very easy paddle, very scenic, and most importantly, very public. Camping opportunities are present. Look up Horina’s in Cadillac and talk to Jim for more information.


Is also a great book for Michigan Paddlers.

The Muskegon may be a good trip.

Pine River/Permit required
If paddling the Pine River (Wexford County/MI) a permit is required from May (date ?) to Sept. 10. There is no cost if you pick up your permit at one of the DNR, US Forest Service offices (Baldwin/phone # not known or Manistee 231-723-2211) branches, but a small fee if reserving by phone. This is a FUN, fairly fast river.

IMO-Recommend: Intermediate-Advanced skills. You will sleep well after a trip on this water. We primarily run Dobson to Low Bridge and occasionally put in above Dobson.

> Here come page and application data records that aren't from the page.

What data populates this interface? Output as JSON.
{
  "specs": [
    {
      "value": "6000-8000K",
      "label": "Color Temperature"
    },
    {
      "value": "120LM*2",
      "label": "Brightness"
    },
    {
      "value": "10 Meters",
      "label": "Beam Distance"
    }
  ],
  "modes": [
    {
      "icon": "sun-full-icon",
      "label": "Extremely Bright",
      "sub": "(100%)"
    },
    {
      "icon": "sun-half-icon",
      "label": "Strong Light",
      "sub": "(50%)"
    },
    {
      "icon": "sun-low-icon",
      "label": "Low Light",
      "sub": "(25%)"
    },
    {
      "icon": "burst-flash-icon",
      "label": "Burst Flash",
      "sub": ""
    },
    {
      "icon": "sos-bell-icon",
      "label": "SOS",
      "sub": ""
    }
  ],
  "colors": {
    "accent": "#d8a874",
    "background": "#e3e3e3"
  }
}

We also run the Manistee, mostly between Hodenpyle Dam to Red Bridge and below Tippy Dam to High Bridge or Bear Creek. Due to the water depth, you could use fiberglass boats. It is a beautiful area with dispersed camping and hiking trails along the way.

Brochures are available from the US Forest Service. Check the web for possible information.

Whatever your choice, have a great time and as we all should, leave it cleaner than you found it.


pine river
I would do either the pine river or the pere marquete (sp) river from baldwin. Don’t recomend the Muskegon during the summer. very busy with tubers after memorial day.

Probably not for this one, but others
Probably not looking for other takers on this one, as its going to be my first in a rec kayak, and a friend or two and my father in his canoe. Very possible for the next though

Manistee sounds likely
Just a little while ago, myself the wife and a friend backpacked the MRT (Manistee river trail) and had a good time. Lovely country out there. I think its high in the running, just need to check that book.

I would like something farther south though, makes the road trip part of the trip shorter… ah well

Strong ensorsement for Manistee

– Last Updated: Oct-09-06 9:59 PM EST –

The jewel of the Manistee is the section from Hodenpyle Dam all the way to the tippy dam.

This entire section is studded with designated campsites, including two on an island. The area is varied and beautiful with alternating low and high banks.

The section from Hodenpyle Dam to Red Bridge has some sections of beautiful, clear, faster water. You can easily traverse this section in about 4 hours.

Once you reach Red Bridge, it transitions to the flat backwaters of the Tippy dam. These backwaters, studded with islands, meander through some beautiful terrain, with both low and high banks. Reminds me of small mountians. Lots of areas to explore. Simply gorgeous. Since this section is flat water, you can paddle and explore all day, and return to Red Bridge if you want, or continue on as described in the above post.

I have paddled 95 of these miles, but have returned several times just to paddle and camp the above sections.

Regarding other alternatives, the two books referenced above, Paddling Michigan and Canoeing Michigan are great sources of ideas. I own both and found them very valuable in planning trips.

FYI-Pere Marquette
During the heavy use season, the Pere Marquette, which has a lot of twist and turns, also requires a daily pass for each boat. As with the Pine River passes, these are also available at the Baldwin or Manistee US Forest Service offices.

Both are great bodies of water to paddle, but busy on weekends.

Have a great time on our Michigan waters.